Return all of the data verbatim, dropping any picture.

Segment Open

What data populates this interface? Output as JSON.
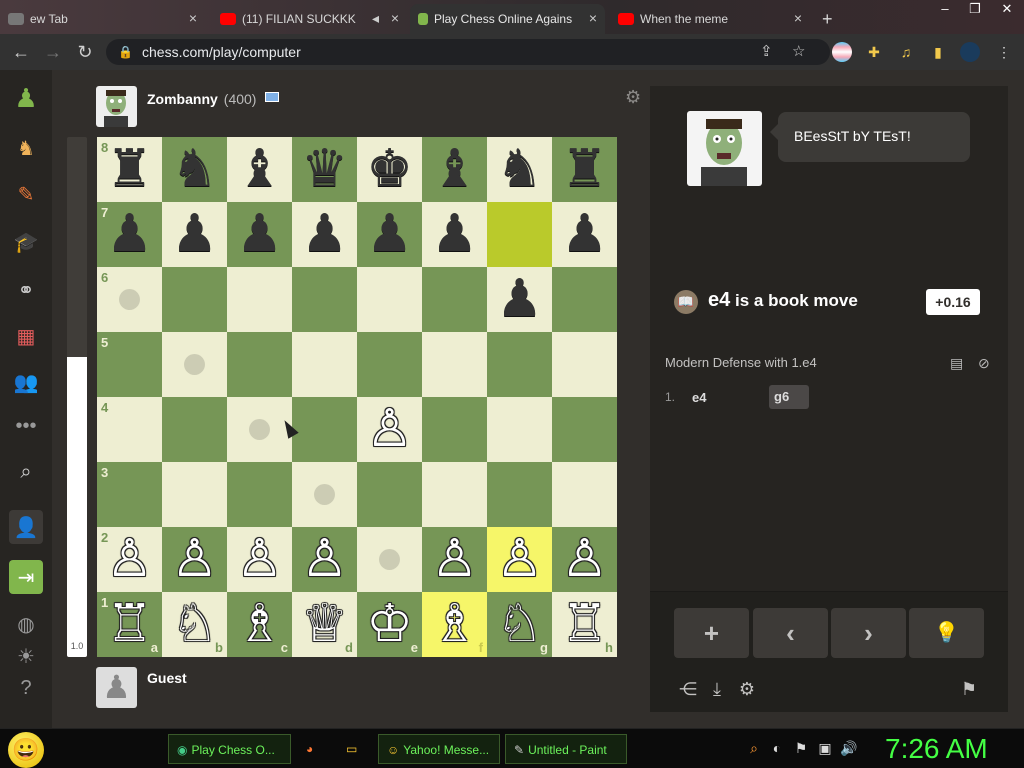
{
  "browser": {
    "tabs": [
      {
        "title": "ew Tab",
        "active": false
      },
      {
        "title": "(11) FILIAN SUCKKK",
        "active": false
      },
      {
        "title": "Play Chess Online Agains",
        "active": true
      },
      {
        "title": "When the meme",
        "active": false
      }
    ],
    "url": "chess.com/play/computer"
  },
  "top_player": {
    "name": "Zombanny",
    "rating": "(400)"
  },
  "bottom_player": {
    "name": "Guest"
  },
  "eval_bar_label": "1.0",
  "board": {
    "ranks": [
      "8",
      "7",
      "6",
      "5",
      "4",
      "3",
      "2",
      "1"
    ],
    "files": [
      "a",
      "b",
      "c",
      "d",
      "e",
      "f",
      "g",
      "h"
    ],
    "pieces": [
      [
        "♜",
        "♞",
        "♝",
        "♛",
        "♚",
        "♝",
        "♞",
        "♜"
      ],
      [
        "♟",
        "♟",
        "♟",
        "♟",
        "♟",
        "♟",
        "",
        "♟"
      ],
      [
        "",
        "",
        "",
        "",
        "",
        "",
        "♟",
        ""
      ],
      [
        "",
        "",
        "",
        "",
        "",
        "",
        "",
        ""
      ],
      [
        "",
        "",
        "",
        "",
        "♙",
        "",
        "",
        ""
      ],
      [
        "",
        "",
        "",
        "",
        "",
        "",
        "",
        ""
      ],
      [
        "♙",
        "♙",
        "♙",
        "♙",
        "",
        "♙",
        "♙",
        "♙"
      ],
      [
        "♖",
        "♘",
        "♗",
        "♕",
        "♔",
        "♗",
        "♘",
        "♖"
      ]
    ]
  },
  "coach": {
    "message": "BEesStT bY TEsT!"
  },
  "book_move": {
    "move": "e4",
    "text": "is a book move"
  },
  "evaluation": "+0.16",
  "opening": "Modern Defense with 1.e4",
  "moves": [
    {
      "number": "1.",
      "white": "e4",
      "black": "g6"
    }
  ],
  "controls": {
    "new": "+",
    "prev": "‹",
    "next": "›",
    "hint": "💡"
  },
  "taskbar": {
    "items": [
      "Play Chess O...",
      "Yahoo! Messe...",
      "Untitled - Paint"
    ],
    "clock": "7:26 AM"
  },
  "colors": {
    "light_square": "#eeeed2",
    "dark_square": "#769656",
    "highlight": "#f6f669",
    "accent_green": "#81b64c"
  }
}
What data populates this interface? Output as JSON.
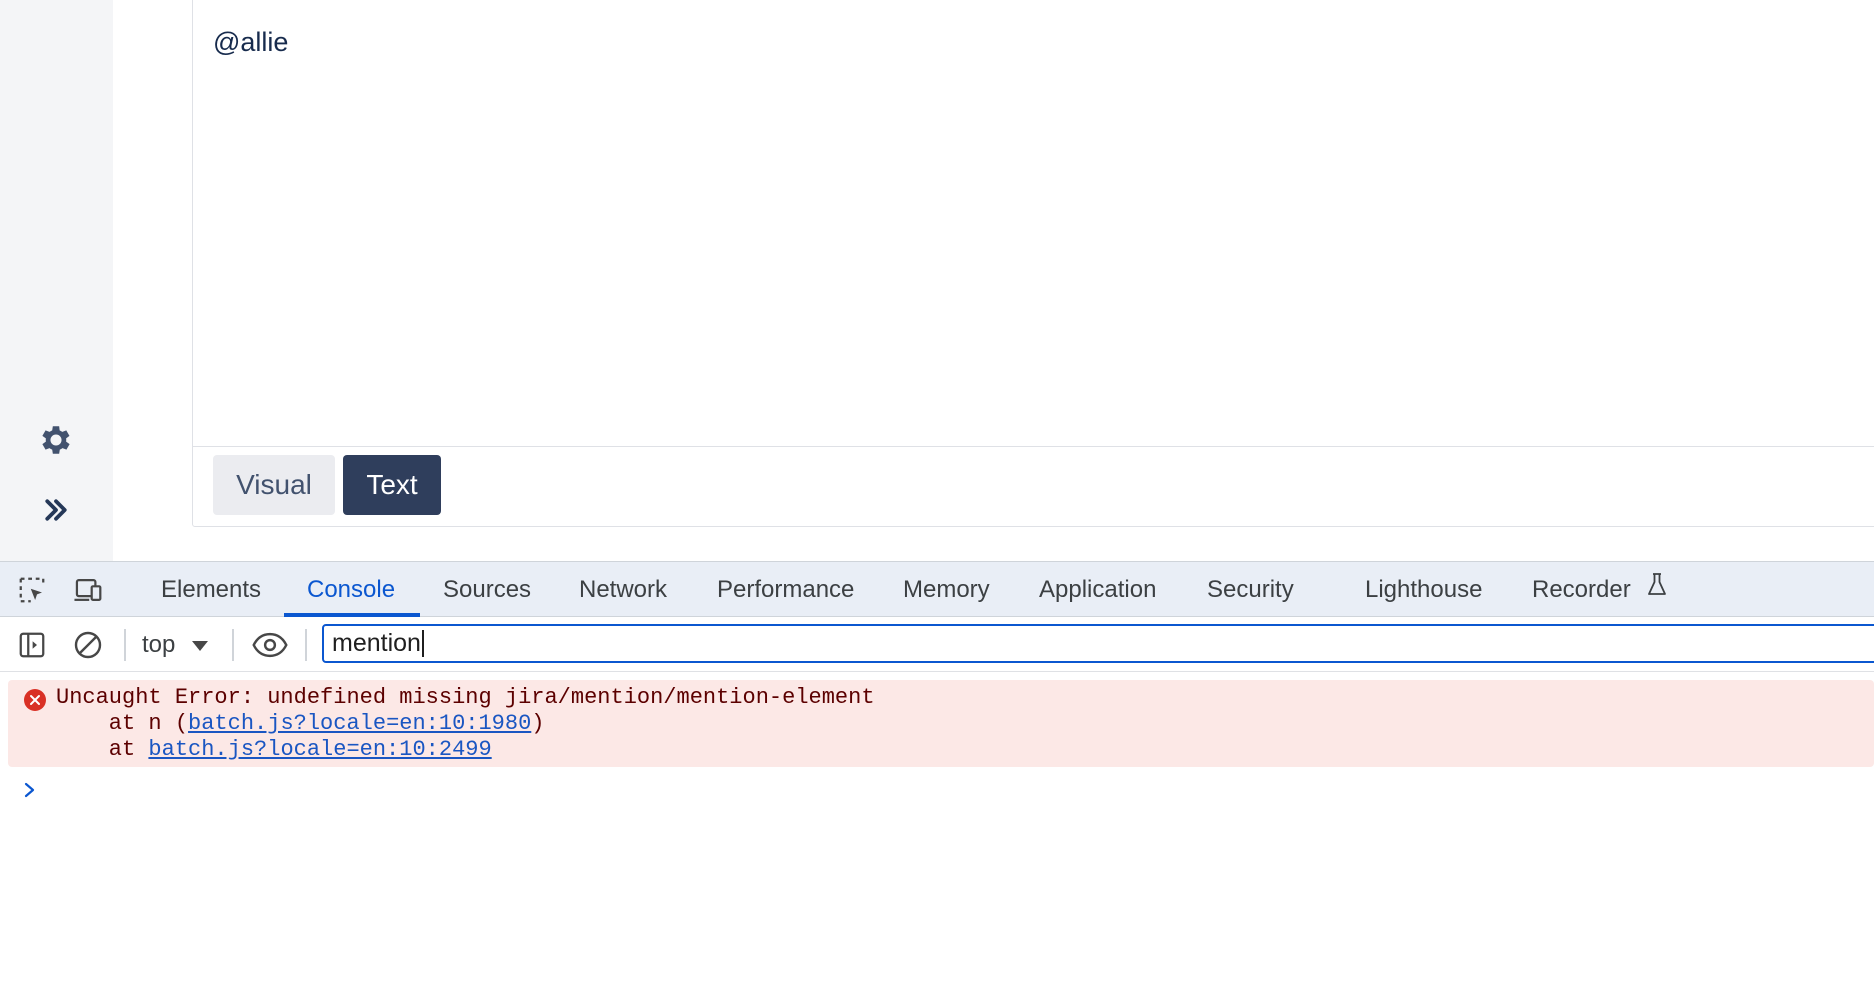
{
  "editor": {
    "content": "@allie",
    "mode_buttons": {
      "visual": "Visual",
      "text": "Text"
    }
  },
  "devtools": {
    "tabs": [
      "Elements",
      "Console",
      "Sources",
      "Network",
      "Performance",
      "Memory",
      "Application",
      "Security",
      "Lighthouse",
      "Recorder"
    ],
    "active_tab": "Console",
    "toolbar": {
      "context": "top",
      "filter_value": "mention"
    },
    "console": {
      "error": {
        "message": "Uncaught Error: undefined missing jira/mention/mention-element",
        "stack_1_prefix": "    at n (",
        "stack_1_link": "batch.js?locale=en:10:1980",
        "stack_1_suffix": ")",
        "stack_2_prefix": "    at ",
        "stack_2_link": "batch.js?locale=en:10:2499"
      }
    }
  },
  "colors": {
    "accent": "#0b57d0",
    "error_bg": "#fce8e6",
    "error_icon": "#d93025",
    "text_button_bg": "#2f3e5c"
  },
  "icons": {
    "rail": [
      "gear-icon",
      "double-chevron-right-icon"
    ],
    "devtools_tabbar": [
      "inspect-element-icon",
      "device-toolbar-icon",
      "flask-icon"
    ],
    "console_toolbar": [
      "sidebar-toggle-icon",
      "clear-console-icon",
      "dropdown-caret-icon",
      "eye-icon"
    ],
    "console": [
      "error-icon",
      "prompt-chevron-icon"
    ]
  }
}
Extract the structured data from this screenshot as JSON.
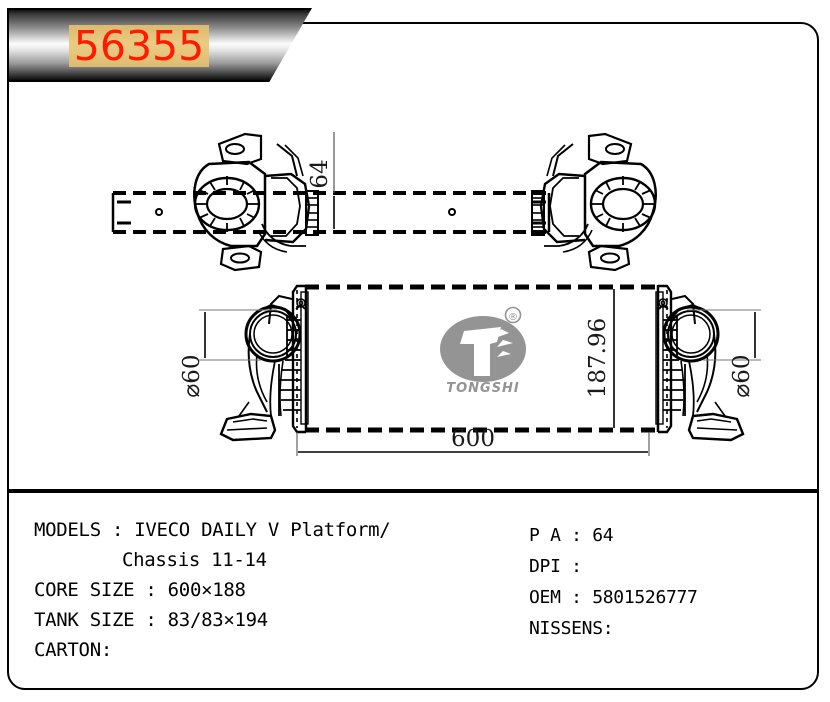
{
  "header": {
    "part_number": "56355"
  },
  "drawing": {
    "watermark": {
      "brand": "TONGSHI",
      "registered_symbol": "®",
      "color": "#949494"
    },
    "dimensions": {
      "top_view_depth": "64",
      "core_height": "187.96",
      "core_width": "600",
      "left_port_diameter": "⌀60",
      "right_port_diameter": "⌀60"
    }
  },
  "spec": {
    "left": [
      {
        "label": "MODELS",
        "sep": " : ",
        "value": "IVECO DAILY V Platform/",
        "line1": "MODELS : IVECO DAILY V Platform/"
      },
      {
        "line2": "Chassis 11-14"
      },
      {
        "label": "CORE SIZE",
        "sep": " : ",
        "value": "600×188",
        "line3": "CORE SIZE : 600×188"
      },
      {
        "label": "TANK SIZE",
        "sep": " : ",
        "value": "83/83×194",
        "line4": "TANK SIZE : 83/83×194"
      },
      {
        "label": "CARTON",
        "sep": ":",
        "value": "",
        "line5": "CARTON:"
      }
    ],
    "left_lines": [
      "MODELS : IVECO DAILY V Platform/",
      "Chassis 11-14",
      "CORE SIZE : 600×188",
      "TANK SIZE : 83/83×194",
      "CARTON:"
    ],
    "right_lines": [
      "P A : 64",
      "DPI :",
      "OEM : 5801526777",
      "NISSENS:"
    ]
  }
}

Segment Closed

Output:
What data populates this interface? Output as JSON.
{
  "browser": {
    "tabs": [
      {
        "title": "ew Tab",
        "active": false
      },
      {
        "title": "(11) FILIAN SUCKKK",
        "active": false
      },
      {
        "title": "Play Chess Online Agains",
        "active": true
      },
      {
        "title": "When the meme",
        "active": false
      }
    ],
    "url": "chess.com/play/computer"
  },
  "top_player": {
    "name": "Zombanny",
    "rating": "(400)"
  },
  "bottom_player": {
    "name": "Guest"
  },
  "eval_bar_label": "1.0",
  "board": {
    "ranks": [
      "8",
      "7",
      "6",
      "5",
      "4",
      "3",
      "2",
      "1"
    ],
    "files": [
      "a",
      "b",
      "c",
      "d",
      "e",
      "f",
      "g",
      "h"
    ],
    "pieces": [
      [
        "♜",
        "♞",
        "♝",
        "♛",
        "♚",
        "♝",
        "♞",
        "♜"
      ],
      [
        "♟",
        "♟",
        "♟",
        "♟",
        "♟",
        "♟",
        "",
        "♟"
      ],
      [
        "",
        "",
        "",
        "",
        "",
        "",
        "♟",
        ""
      ],
      [
        "",
        "",
        "",
        "",
        "",
        "",
        "",
        ""
      ],
      [
        "",
        "",
        "",
        "",
        "♙",
        "",
        "",
        ""
      ],
      [
        "",
        "",
        "",
        "",
        "",
        "",
        "",
        ""
      ],
      [
        "♙",
        "♙",
        "♙",
        "♙",
        "",
        "♙",
        "♙",
        "♙"
      ],
      [
        "♖",
        "♘",
        "♗",
        "♕",
        "♔",
        "♗",
        "♘",
        "♖"
      ]
    ]
  },
  "coach": {
    "message": "BEesStT bY TEsT!"
  },
  "book_move": {
    "move": "e4",
    "text": "is a book move"
  },
  "evaluation": "+0.16",
  "opening": "Modern Defense with 1.e4",
  "moves": [
    {
      "number": "1.",
      "white": "e4",
      "black": "g6"
    }
  ],
  "controls": {
    "new": "+",
    "prev": "‹",
    "next": "›",
    "hint": "💡"
  },
  "taskbar": {
    "items": [
      "Play Chess O...",
      "Yahoo! Messe...",
      "Untitled - Paint"
    ],
    "clock": "7:26 AM"
  },
  "colors": {
    "light_square": "#eeeed2",
    "dark_square": "#769656",
    "highlight": "#f6f669",
    "accent_green": "#81b64c"
  }
}
What data populates this interface? Output as JSON.
{
  "editor": {
    "content": "@allie",
    "mode_buttons": {
      "visual": "Visual",
      "text": "Text"
    }
  },
  "devtools": {
    "tabs": [
      "Elements",
      "Console",
      "Sources",
      "Network",
      "Performance",
      "Memory",
      "Application",
      "Security",
      "Lighthouse",
      "Recorder"
    ],
    "active_tab": "Console",
    "toolbar": {
      "context": "top",
      "filter_value": "mention"
    },
    "console": {
      "error": {
        "message": "Uncaught Error: undefined missing jira/mention/mention-element",
        "stack_1_prefix": "    at n (",
        "stack_1_link": "batch.js?locale=en:10:1980",
        "stack_1_suffix": ")",
        "stack_2_prefix": "    at ",
        "stack_2_link": "batch.js?locale=en:10:2499"
      }
    }
  },
  "colors": {
    "accent": "#0b57d0",
    "error_bg": "#fce8e6",
    "error_icon": "#d93025",
    "text_button_bg": "#2f3e5c"
  },
  "icons": {
    "rail": [
      "gear-icon",
      "double-chevron-right-icon"
    ],
    "devtools_tabbar": [
      "inspect-element-icon",
      "device-toolbar-icon",
      "flask-icon"
    ],
    "console_toolbar": [
      "sidebar-toggle-icon",
      "clear-console-icon",
      "dropdown-caret-icon",
      "eye-icon"
    ],
    "console": [
      "error-icon",
      "prompt-chevron-icon"
    ]
  }
}
Extract the structured data from this screenshot as JSON.
{
  "header": {
    "part_number": "56355"
  },
  "drawing": {
    "watermark": {
      "brand": "TONGSHI",
      "registered_symbol": "®",
      "color": "#949494"
    },
    "dimensions": {
      "top_view_depth": "64",
      "core_height": "187.96",
      "core_width": "600",
      "left_port_diameter": "⌀60",
      "right_port_diameter": "⌀60"
    }
  },
  "spec": {
    "left": [
      {
        "label": "MODELS",
        "sep": " : ",
        "value": "IVECO DAILY V Platform/",
        "line1": "MODELS : IVECO DAILY V Platform/"
      },
      {
        "line2": "Chassis 11-14"
      },
      {
        "label": "CORE SIZE",
        "sep": " : ",
        "value": "600×188",
        "line3": "CORE SIZE : 600×188"
      },
      {
        "label": "TANK SIZE",
        "sep": " : ",
        "value": "83/83×194",
        "line4": "TANK SIZE : 83/83×194"
      },
      {
        "label": "CARTON",
        "sep": ":",
        "value": "",
        "line5": "CARTON:"
      }
    ],
    "left_lines": [
      "MODELS : IVECO DAILY V Platform/",
      "Chassis 11-14",
      "CORE SIZE : 600×188",
      "TANK SIZE : 83/83×194",
      "CARTON:"
    ],
    "right_lines": [
      "P A : 64",
      "DPI :",
      "OEM : 5801526777",
      "NISSENS:"
    ]
  }
}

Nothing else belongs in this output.